Facebook's credo has been clear for some time now. In the company's IPO filing last year, Mark Zuckerberg included it in the opening paragraph and it's a common refrain from employees and at events. Facebook's "social mission" is "to make the world more open and connected."
Facebook's staggering numbers more than support that the company has succeeded in the most basic sense of that mission. With over 1.1 billion followers, Facebook's status as one of the world's most powerful social tools is unquestioned. What's less known, though — and is the subject of continual study — are the hidden costs of this unparalleled connectivity.
According to a University of Michigan study published yesterday in the online journal Plos One, Facebook use was seen to predict declines in the well-being of surveyed participants, negatively impacting both how people feel from one moment to the next as well as overall life satisfaction.
As UM social psychologist Ethan Kross notes:
On the surface, Facebook provides an invaluable resource for fulfilling the basic human need for social connection. Rather than enhancing well-being, however, these findings suggest that Facebook may undermine it.
The study draws from a small sample size — only 82 young adults with Facebook accounts and smartphones were sampled via text message questions five times a day for two weeks — but the results are just another piece in a larger stack of evidence to suggest that the ever-increasing hours per month we spend on the site could have a detrimental effect on our lives. "We measured lots and lots of other personality and behavioral dimensions, like, for example, frequency of Facebook use," Kross told the LA Times. "But none of the factors that we assessed influenced the results. The more you used Facebook, the more your mood dropped."
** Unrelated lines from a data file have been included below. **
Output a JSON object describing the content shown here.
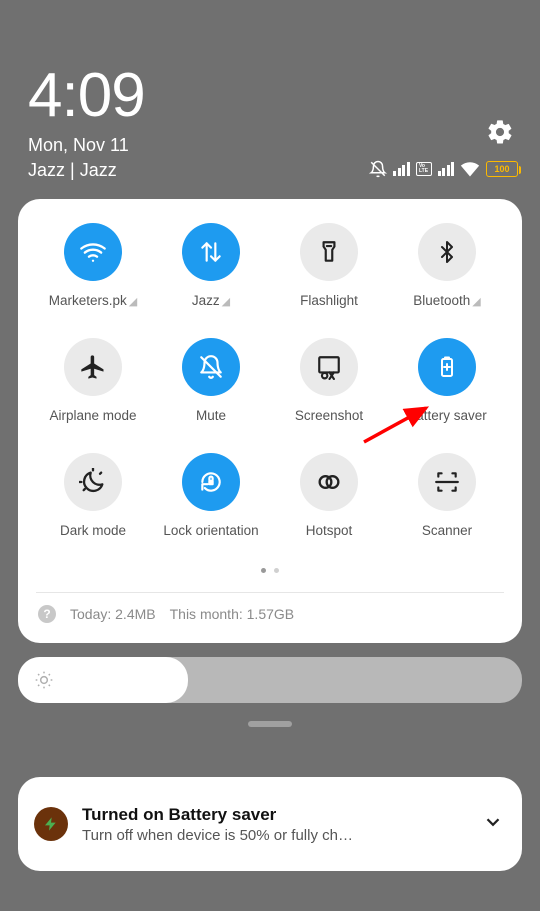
{
  "header": {
    "time": "4:09",
    "date": "Mon, Nov 11",
    "carrier": "Jazz | Jazz",
    "lte_badge": "Vo LTE",
    "battery_text": "100"
  },
  "tiles": [
    {
      "label": "Marketers.pk",
      "icon": "wifi-icon",
      "active": true,
      "arrow": true
    },
    {
      "label": "Jazz",
      "icon": "data-swap-icon",
      "active": true,
      "arrow": true
    },
    {
      "label": "Flashlight",
      "icon": "flashlight-icon",
      "active": false,
      "arrow": false
    },
    {
      "label": "Bluetooth",
      "icon": "bluetooth-icon",
      "active": false,
      "arrow": true
    },
    {
      "label": "Airplane mode",
      "icon": "airplane-icon",
      "active": false,
      "arrow": false
    },
    {
      "label": "Mute",
      "icon": "mute-bell-icon",
      "active": true,
      "arrow": false
    },
    {
      "label": "Screenshot",
      "icon": "screenshot-icon",
      "active": false,
      "arrow": false
    },
    {
      "label": "Battery saver",
      "icon": "battery-plus-icon",
      "active": true,
      "arrow": false
    },
    {
      "label": "Dark mode",
      "icon": "dark-mode-icon",
      "active": false,
      "arrow": false
    },
    {
      "label": "Lock orientation",
      "icon": "lock-rotation-icon",
      "active": true,
      "arrow": false
    },
    {
      "label": "Hotspot",
      "icon": "hotspot-icon",
      "active": false,
      "arrow": false
    },
    {
      "label": "Scanner",
      "icon": "scanner-icon",
      "active": false,
      "arrow": false
    }
  ],
  "data_usage": {
    "today_label": "Today: 2.4MB",
    "month_label": "This month: 1.57GB"
  },
  "notification": {
    "title": "Turned on Battery saver",
    "text": "Turn off when device is 50% or fully ch…"
  }
}
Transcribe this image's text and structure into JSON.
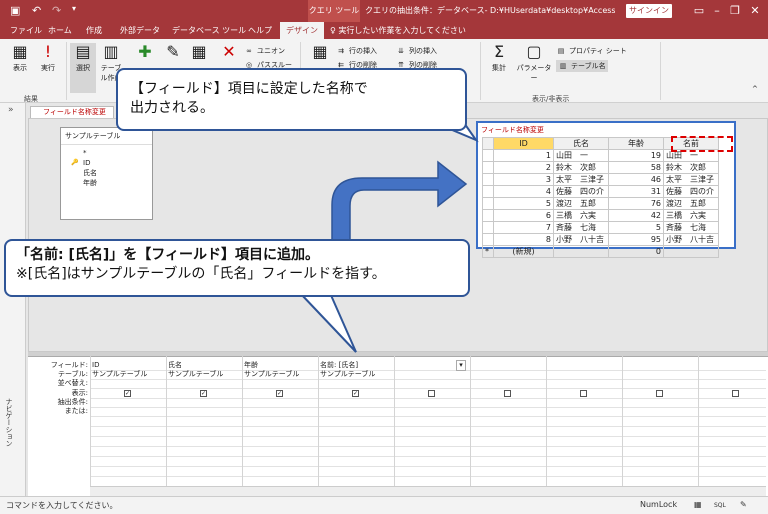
{
  "title_bar": {
    "context_tab": "クエリ ツール",
    "document_title": "クエリの抽出条件：データベース- D:¥HUserdata¥desktop¥Access紹介¥クエリの抽…",
    "sign_in": "サインイン",
    "undo_icon": "undo-icon",
    "save_icon": "save-icon"
  },
  "tabs": [
    "ファイル",
    "ホーム",
    "作成",
    "外部データ",
    "データベース ツール",
    "ヘルプ",
    "デザイン"
  ],
  "active_tab": "デザイン",
  "tell_me": "実行したい作業を入力してください",
  "ribbon": {
    "view": "表示",
    "run": "実行",
    "select": "選択",
    "make_table": "テーブル作成",
    "union": "ユニオン",
    "passthrough": "パススルー",
    "insert_row": "行の挿入",
    "delete_row": "行の削除",
    "insert_col": "列の挿入",
    "delete_col": "列の削除",
    "totals": "集計",
    "parameters": "パラメーター",
    "property_sheet": "プロパティ シート",
    "table_names": "テーブル名",
    "group_results": "結果",
    "group_show_hide": "表示/非表示"
  },
  "nav_pane": {
    "label": "ナビゲーション"
  },
  "design_tab": "フィールド名称変更",
  "source_table": {
    "name": "サンプルテーブル",
    "fields": [
      "*",
      "ID",
      "氏名",
      "年齢"
    ]
  },
  "grid": {
    "row_labels": [
      "フィールド:",
      "テーブル:",
      "並べ替え:",
      "表示:",
      "抽出条件:",
      "または:"
    ],
    "columns": [
      {
        "field": "ID",
        "table": "サンプルテーブル",
        "show": true
      },
      {
        "field": "氏名",
        "table": "サンプルテーブル",
        "show": true
      },
      {
        "field": "年齢",
        "table": "サンプルテーブル",
        "show": true
      },
      {
        "field": "名前: [氏名]",
        "table": "サンプルテーブル",
        "show": true
      },
      {
        "field": "",
        "table": "",
        "show": false
      },
      {
        "field": "",
        "table": "",
        "show": false
      },
      {
        "field": "",
        "table": "",
        "show": false
      },
      {
        "field": "",
        "table": "",
        "show": false
      },
      {
        "field": "",
        "table": "",
        "show": false
      }
    ]
  },
  "datasheet": {
    "tab": "フィールド名称変更",
    "headers": [
      "ID",
      "氏名",
      "年齢",
      "名前"
    ],
    "rows": [
      [
        "1",
        "山田　一",
        "19",
        "山田　一"
      ],
      [
        "2",
        "鈴木　次郎",
        "58",
        "鈴木　次郎"
      ],
      [
        "3",
        "太平　三津子",
        "46",
        "太平　三津子"
      ],
      [
        "4",
        "佐藤　四の介",
        "31",
        "佐藤　四の介"
      ],
      [
        "5",
        "渡辺　五郎",
        "76",
        "渡辺　五郎"
      ],
      [
        "6",
        "三橋　六実",
        "42",
        "三橋　六実"
      ],
      [
        "7",
        "斉藤　七海",
        "5",
        "斉藤　七海"
      ],
      [
        "8",
        "小野　八十吉",
        "95",
        "小野　八十吉"
      ]
    ],
    "new_row": [
      "(新規)",
      "",
      "0",
      ""
    ]
  },
  "callout1": {
    "line1": "【フィールド】項目に設定した名称で",
    "line2": "出力される。"
  },
  "callout2": {
    "line1": "「名前: [氏名]」を【フィールド】項目に追加。",
    "line2": "※[氏名]はサンプルテーブルの「氏名」フィールドを指す。"
  },
  "status": {
    "message": "コマンドを入力してください。",
    "numlock": "NumLock"
  },
  "colors": {
    "accent": "#a4373a",
    "callout_border": "#2f5597",
    "highlight": "#d00000"
  }
}
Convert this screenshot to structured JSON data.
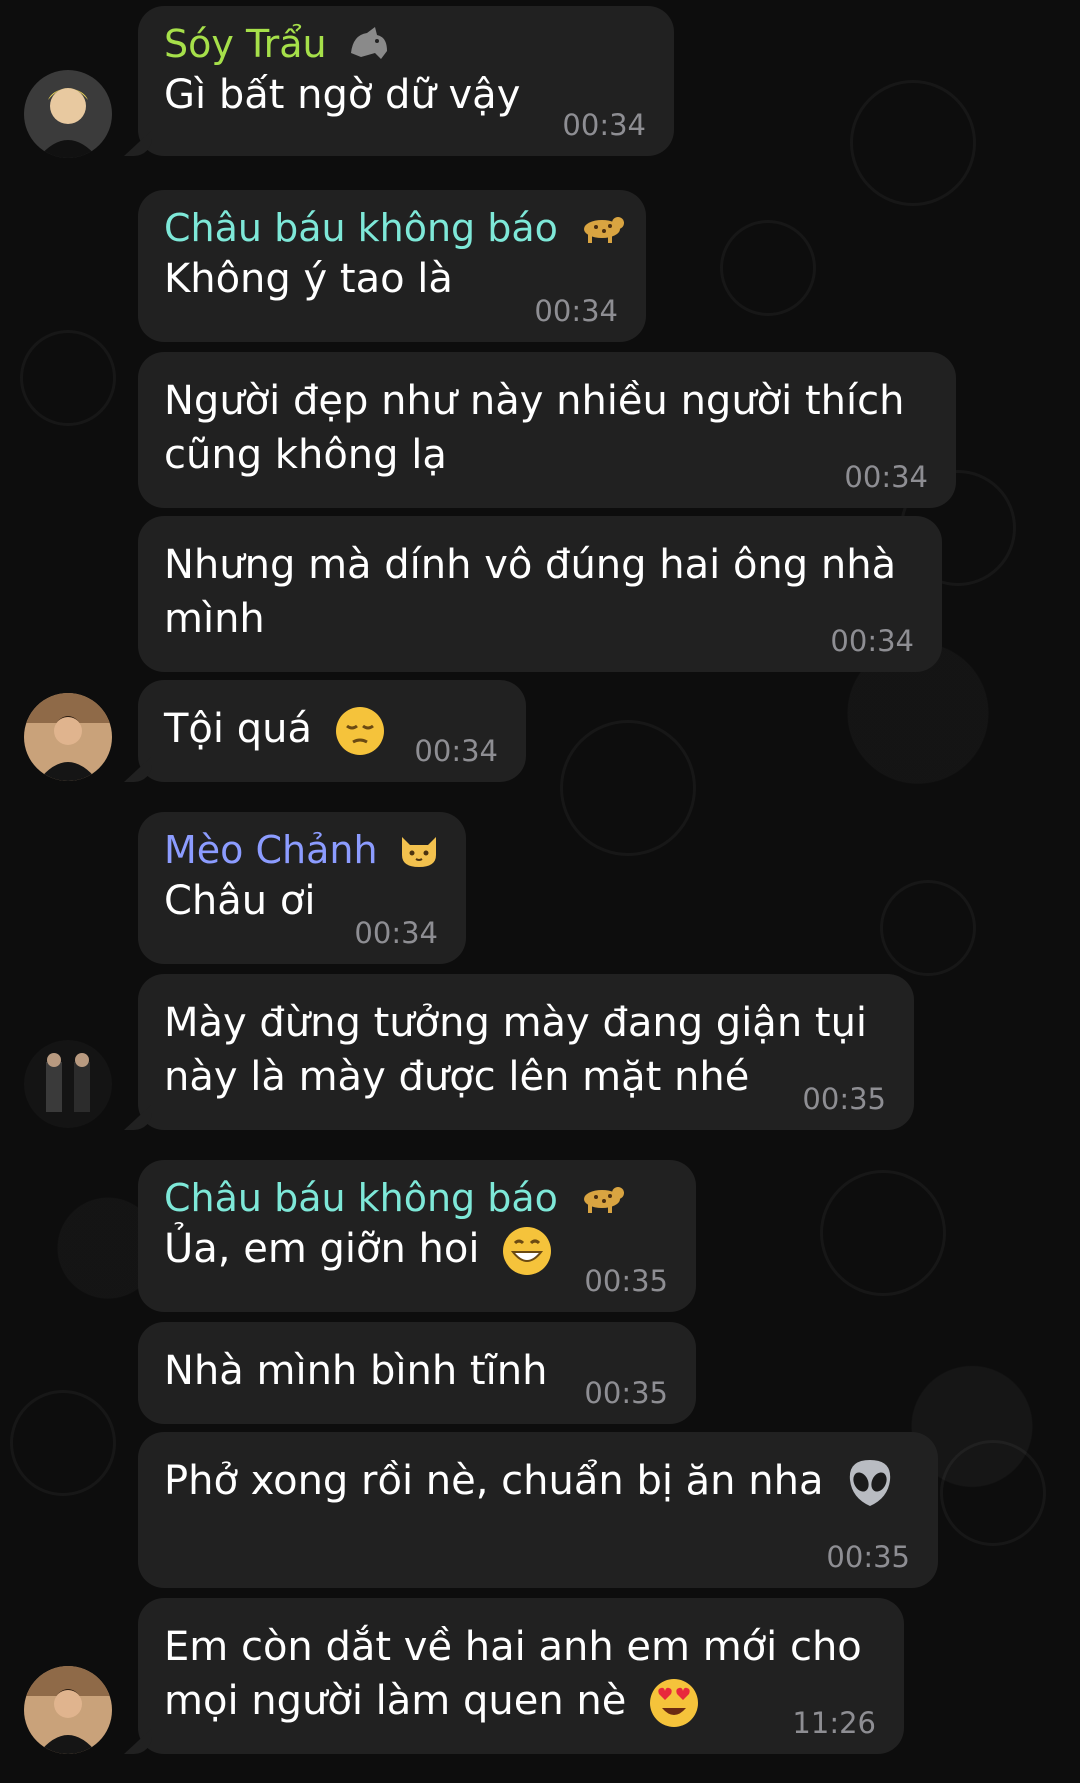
{
  "messages": [
    {
      "sender": "Sóy Trẩu",
      "sender_color": "#a6e04a",
      "sender_emoji": "rhino",
      "text": "Gì bất ngờ dữ vậy",
      "time": "00:34"
    },
    {
      "sender": "Châu báu không báo",
      "sender_color": "#7ee8d8",
      "sender_emoji": "leopard",
      "text": "Không ý tao là",
      "time": "00:34"
    },
    {
      "text_lines": [
        "Người đẹp như này nhiều người thích",
        "cũng không lạ"
      ],
      "time": "00:34"
    },
    {
      "text_lines": [
        "Nhưng mà dính vô đúng hai ông nhà",
        "mình"
      ],
      "time": "00:34"
    },
    {
      "text": "Tội quá",
      "emoji": "pensive-face",
      "time": "00:34"
    },
    {
      "sender": "Mèo Chảnh",
      "sender_color": "#8c9cff",
      "sender_emoji": "cat-face",
      "text": "Châu ơi",
      "time": "00:34"
    },
    {
      "text_lines": [
        "Mày đừng tưởng mày đang giận tụi",
        "này là mày được lên mặt nhé"
      ],
      "time": "00:35"
    },
    {
      "sender": "Châu báu không báo",
      "sender_color": "#7ee8d8",
      "sender_emoji": "leopard",
      "text": "Ủa, em giỡn hoi",
      "emoji": "grinning-face",
      "time": "00:35"
    },
    {
      "text": "Nhà mình bình tĩnh",
      "time": "00:35"
    },
    {
      "text": "Phở xong rồi nè, chuẩn bị ăn nha",
      "emoji": "alien",
      "time": "00:35"
    },
    {
      "text_lines": [
        "Em còn dắt về hai anh em mới cho",
        "mọi người làm quen nè"
      ],
      "emoji": "heart-eyes-face",
      "time": "11:26"
    }
  ]
}
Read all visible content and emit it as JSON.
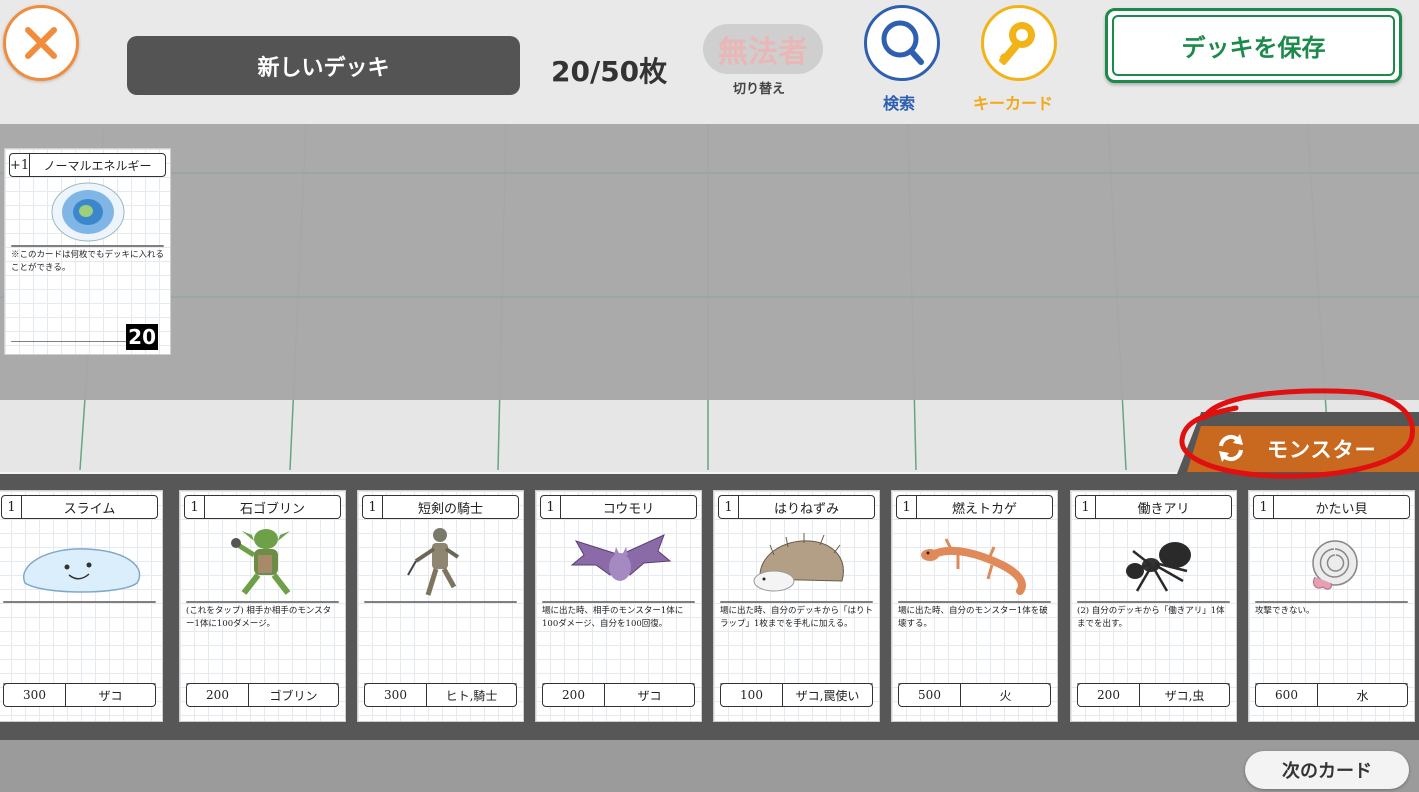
{
  "header": {
    "deck_name": "新しいデッキ",
    "deck_count": "20/50枚",
    "lawless_title": "無法者",
    "lawless_sub": "切り替え",
    "search_label": "検索",
    "keycard_label": "キーカード",
    "save_label": "デッキを保存"
  },
  "deck": {
    "cards": [
      {
        "cost": "+1",
        "name": "ノーマルエネルギー",
        "desc": "※このカードは何枚でもデッキに入れることができる。",
        "count": "20"
      }
    ]
  },
  "filter_tab": {
    "label": "モンスター"
  },
  "pool": {
    "cards": [
      {
        "cost": "1",
        "name": "スライム",
        "desc": "",
        "hp": "300",
        "tribe": "ザコ",
        "art": "slime-art"
      },
      {
        "cost": "1",
        "name": "石ゴブリン",
        "desc": "(これをタップ) 相手か相手のモンスター1体に100ダメージ。",
        "hp": "200",
        "tribe": "ゴブリン",
        "art": "goblin-art"
      },
      {
        "cost": "1",
        "name": "短剣の騎士",
        "desc": "",
        "hp": "300",
        "tribe": "ヒト,騎士",
        "art": "knight-art"
      },
      {
        "cost": "1",
        "name": "コウモリ",
        "desc": "場に出た時、相手のモンスター1体に100ダメージ、自分を100回復。",
        "hp": "200",
        "tribe": "ザコ",
        "art": "bat-art"
      },
      {
        "cost": "1",
        "name": "はりねずみ",
        "desc": "場に出た時、自分のデッキから「はりトラップ」1枚までを手札に加える。",
        "hp": "100",
        "tribe": "ザコ,罠使い",
        "art": "hedgehog-art"
      },
      {
        "cost": "1",
        "name": "燃えトカゲ",
        "desc": "場に出た時、自分のモンスター1体を破壊する。",
        "hp": "500",
        "tribe": "火",
        "art": "lizard-art"
      },
      {
        "cost": "1",
        "name": "働きアリ",
        "desc": "(2) 自分のデッキから「働きアリ」1体までを出す。",
        "hp": "200",
        "tribe": "ザコ,虫",
        "art": "ant-art"
      },
      {
        "cost": "1",
        "name": "かたい貝",
        "desc": "攻撃できない。",
        "hp": "600",
        "tribe": "水",
        "art": "shell-art"
      }
    ]
  },
  "footer": {
    "next_label": "次のカード"
  },
  "colors": {
    "close_orange": "#f08c3c",
    "search_blue": "#2f5fb0",
    "key_yellow": "#f2b317",
    "save_green": "#1c8a4a",
    "tab_orange": "#c8691f",
    "highlight_red": "#e01010"
  }
}
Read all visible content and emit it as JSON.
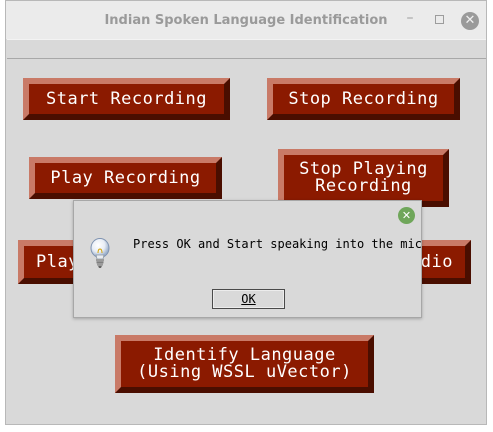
{
  "window": {
    "title": "Indian Spoken Language Identification",
    "controls": {
      "minimize": "–",
      "close": "✕"
    }
  },
  "buttons": {
    "start_recording": "Start Recording",
    "stop_recording": "Stop Recording",
    "play_recording": "Play Recording",
    "stop_playing_recording": "Stop Playing\nRecording",
    "play_partial": "Play",
    "audio_partial": "dio",
    "identify_language": "Identify Language\n(Using WSSL uVector)"
  },
  "dialog": {
    "message": "Press OK and Start speaking into the mic",
    "ok_label": "OK",
    "close_glyph": "✕",
    "icon": "lightbulb-icon"
  },
  "colors": {
    "button_face": "#8b1a00",
    "button_highlight": "#c97a67",
    "button_shadow": "#4a0e00",
    "window_bg": "#d9d9d9",
    "dialog_close": "#6fa65a"
  }
}
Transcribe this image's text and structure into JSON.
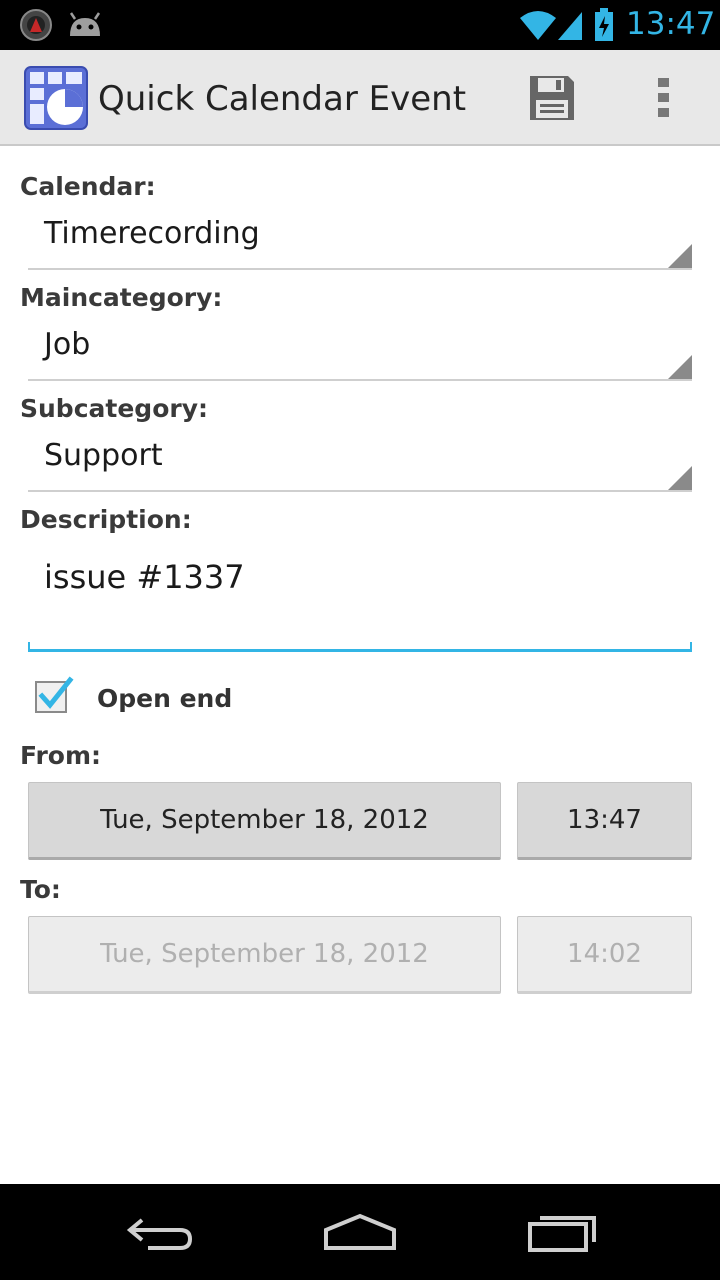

Earlier this year, a German study found that Facebook's social pressures created noticeable stress and feelings of envy, that could, ultimately, lead to people abandoning the network. According to the study:
Shared content does not have to be "explicitly boastful" for envy feelings to emerge. In fact, a lonely user might envy numerous birthday wishes his more sociable peer receives on his FB Wall. Equally, a friend's change in the relationship status from "single" to "in a relationship" might cause emotional havoc for someone undergoing a painful breakup.
And this anecdotal evidence of stress echoes what a focus group of teens told the Pew Research Center back in May:
They dislike the increasing number of adults on the site, get annoyed when their Facebook friends share inane details, and are drained by the "drama" that they described as happening frequently on the site. The stress of needing to manage their reputation on Facebook also contributes to the lack of enthusiasm. Nevertheless, the site is still where a large amount of socializing takes place, and teens feel they need to stay on Facebook in order to not miss out.
While the organizers of the recent Michigan study tested for and discounted alternative reasons that might account for Facebook's negative impact on happiness — such as people being more likely to use Facebook when they felt bad — it's possible the study's claim that "the more participants used Facebook, the more their life satisfaction levels declined over time" has more to do with our behavioral patterns than the service itself.
As Alexis Madrigal explains in an excellent post about "The Machine Zone," it's easy for Facebook users, similar to those who play slot machines, to be unwittingly lulled into a time-distorting rhythm by repetitive and sometimes rewarding tasks — like looking at an endless stream of your friends' photos. This behavior can mimic the deleterious effects of gambling and even addiction. And as much as this kind of problem stems from Facebook's savvy design and engineering, which is geared to keep users on the site, it's also a natural effect of how we're wired.
Blame aside, it's all part of a nagging question that Facebook and other social networks will need to grapple with as they grow and age: Can a social network have a future if it makes us sad? The question isn't exclusive to Facebook — in a recent survey, social media as an industry ranked third to last in consumer satisfaction, falling below the airline industry.
For now, with most networks still growing steadily, this is less of a concern. But it's not hard to imagine a future where users will demand social platforms that are not only intensely engaging, but also keenly aware and respectful of how our psychological state works. As Madrigal notes in his post, "fighting the great nullness at the heart of these coercive loops should be one of the goals of technology design, use, and criticism."
Facebook has succeeded in its mission to connect the world. But we're only beginning to understand what that means for us.